- January 17, 2018
- Posted by: CIP Journal
- Category: Uncategorized
On January 16, 2018, the Department of Homeland Security (DHS) and the Department of Justice (DOJ) released a report revealing that three out of every four, or 402, individuals convicted of international terrorism-related charges in U.S. federal courts between September 11, 2001, and December 31, 2016 were foreign-born.
“My top priority as Secretary of Homeland Security is to ensure the safety and security of the American people,” said Secretary Nielsen. “This report is a clear reminder of why we cannot continue to rely on immigration policy based on pre-9/11 thinking that leaves us woefully vulnerable to foreign-born terrorists, and why we must examine our visa laws and continue to intensify screening and vetting of individuals traveling to the United States to prevent terrorists, criminals, and other dangerous individuals from reaching our country”.
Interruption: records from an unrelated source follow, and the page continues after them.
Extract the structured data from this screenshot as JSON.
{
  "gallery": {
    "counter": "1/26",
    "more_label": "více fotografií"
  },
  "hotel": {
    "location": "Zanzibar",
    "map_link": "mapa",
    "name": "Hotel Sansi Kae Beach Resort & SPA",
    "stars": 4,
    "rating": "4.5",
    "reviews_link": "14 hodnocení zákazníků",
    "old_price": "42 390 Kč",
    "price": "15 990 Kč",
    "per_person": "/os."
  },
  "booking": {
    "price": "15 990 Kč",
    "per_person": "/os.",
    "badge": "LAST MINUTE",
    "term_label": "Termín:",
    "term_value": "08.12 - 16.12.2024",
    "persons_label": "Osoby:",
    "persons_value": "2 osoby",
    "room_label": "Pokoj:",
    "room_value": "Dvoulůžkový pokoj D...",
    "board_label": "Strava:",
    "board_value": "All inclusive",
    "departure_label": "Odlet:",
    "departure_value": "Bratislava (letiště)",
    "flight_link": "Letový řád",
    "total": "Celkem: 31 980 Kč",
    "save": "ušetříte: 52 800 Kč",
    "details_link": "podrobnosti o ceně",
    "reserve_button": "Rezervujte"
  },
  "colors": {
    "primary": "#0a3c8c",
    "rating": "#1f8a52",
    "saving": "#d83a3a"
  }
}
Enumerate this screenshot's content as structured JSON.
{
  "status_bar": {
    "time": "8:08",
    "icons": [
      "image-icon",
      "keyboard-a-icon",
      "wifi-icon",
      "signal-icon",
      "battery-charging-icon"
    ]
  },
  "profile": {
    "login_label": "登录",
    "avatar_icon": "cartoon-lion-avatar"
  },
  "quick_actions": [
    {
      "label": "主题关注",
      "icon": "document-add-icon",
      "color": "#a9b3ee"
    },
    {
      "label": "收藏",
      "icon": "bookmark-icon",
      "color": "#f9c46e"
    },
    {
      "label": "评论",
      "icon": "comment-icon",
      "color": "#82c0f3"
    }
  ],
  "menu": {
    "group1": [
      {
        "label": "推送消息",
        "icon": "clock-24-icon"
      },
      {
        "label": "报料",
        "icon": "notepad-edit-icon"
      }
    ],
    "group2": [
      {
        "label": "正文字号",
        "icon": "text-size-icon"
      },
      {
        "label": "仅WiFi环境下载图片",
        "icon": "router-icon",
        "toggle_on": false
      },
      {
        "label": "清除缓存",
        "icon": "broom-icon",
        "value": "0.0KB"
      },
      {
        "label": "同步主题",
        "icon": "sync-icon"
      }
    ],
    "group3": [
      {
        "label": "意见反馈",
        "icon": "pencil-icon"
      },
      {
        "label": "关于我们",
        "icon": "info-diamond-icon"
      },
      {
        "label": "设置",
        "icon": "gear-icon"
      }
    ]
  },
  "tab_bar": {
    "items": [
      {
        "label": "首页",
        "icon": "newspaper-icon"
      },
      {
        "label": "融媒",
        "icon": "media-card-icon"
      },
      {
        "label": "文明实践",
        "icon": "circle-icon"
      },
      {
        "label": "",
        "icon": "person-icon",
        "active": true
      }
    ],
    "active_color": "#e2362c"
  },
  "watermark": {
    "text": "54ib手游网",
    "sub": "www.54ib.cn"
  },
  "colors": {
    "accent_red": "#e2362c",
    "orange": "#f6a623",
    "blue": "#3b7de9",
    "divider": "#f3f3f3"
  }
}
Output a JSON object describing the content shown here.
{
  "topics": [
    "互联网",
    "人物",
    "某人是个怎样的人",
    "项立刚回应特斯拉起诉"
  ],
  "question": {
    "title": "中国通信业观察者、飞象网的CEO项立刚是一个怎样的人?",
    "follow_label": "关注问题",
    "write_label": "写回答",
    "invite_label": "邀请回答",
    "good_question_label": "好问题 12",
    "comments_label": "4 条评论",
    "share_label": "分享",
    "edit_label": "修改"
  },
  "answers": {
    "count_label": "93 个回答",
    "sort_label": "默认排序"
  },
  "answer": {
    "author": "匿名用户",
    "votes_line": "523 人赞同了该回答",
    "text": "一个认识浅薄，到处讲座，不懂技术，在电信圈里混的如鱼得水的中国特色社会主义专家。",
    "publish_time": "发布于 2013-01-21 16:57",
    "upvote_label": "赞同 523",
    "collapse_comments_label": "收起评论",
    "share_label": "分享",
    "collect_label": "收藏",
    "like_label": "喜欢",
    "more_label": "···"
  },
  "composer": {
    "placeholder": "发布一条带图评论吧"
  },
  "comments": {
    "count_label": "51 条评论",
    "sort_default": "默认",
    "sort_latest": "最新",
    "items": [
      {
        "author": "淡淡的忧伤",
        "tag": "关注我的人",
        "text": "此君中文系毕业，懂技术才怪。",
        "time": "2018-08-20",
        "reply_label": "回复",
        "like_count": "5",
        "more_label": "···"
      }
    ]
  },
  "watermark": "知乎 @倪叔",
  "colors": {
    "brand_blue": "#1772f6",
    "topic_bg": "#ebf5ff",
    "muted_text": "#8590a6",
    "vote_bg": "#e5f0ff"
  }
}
The report reveals that at least 549 individuals were convicted of international terrorism-related charges in U.S. federal courts between September 11, 2001, and December 31, 2016. An analysis conducted by DHS determined that approximately 73 percent (402 of these 549 individuals) were foreign-born. Breaking down the 549 individuals by citizenship status at the time of their respective convictions reveals that:
- 254 were not U.S. citizens;
- 148 were foreign-born, naturalized and received U.S. citizenship; and,
- 147 were U.S. citizens by birth.
Section 11 of Executive Order requires the Secretary of Homeland Security, in consultation with the Attorney General, to collect and make publicly available the following information:
- Information regarding the number of foreign nationals in the United States who have been charged with terrorism-related offenses while in the United States; convicted of terrorism-related offenses while in the United States; or removed from the United States based on terrorism-related activity, affiliation with or provision of material support to a terrorism-related organization, or any other national-security-related reasons;
- Information regarding the number of foreign nationals in the United States who have been radicalized after entry into the United States and who have engaged in terrorism-related acts, or who have provided material support to terrorism-related organizations in countries that pose a threat to the United States;
- Information regarding the number and types of acts of gender-based violence against women, including so-called “honor killings,” in the United States by foreign nationals; and,
- Any other information relevant to public safety and security as determined by the Secretary of Homeland Security or the Attorney General, including information on the immigration status of foreign nationals charged with major offenses.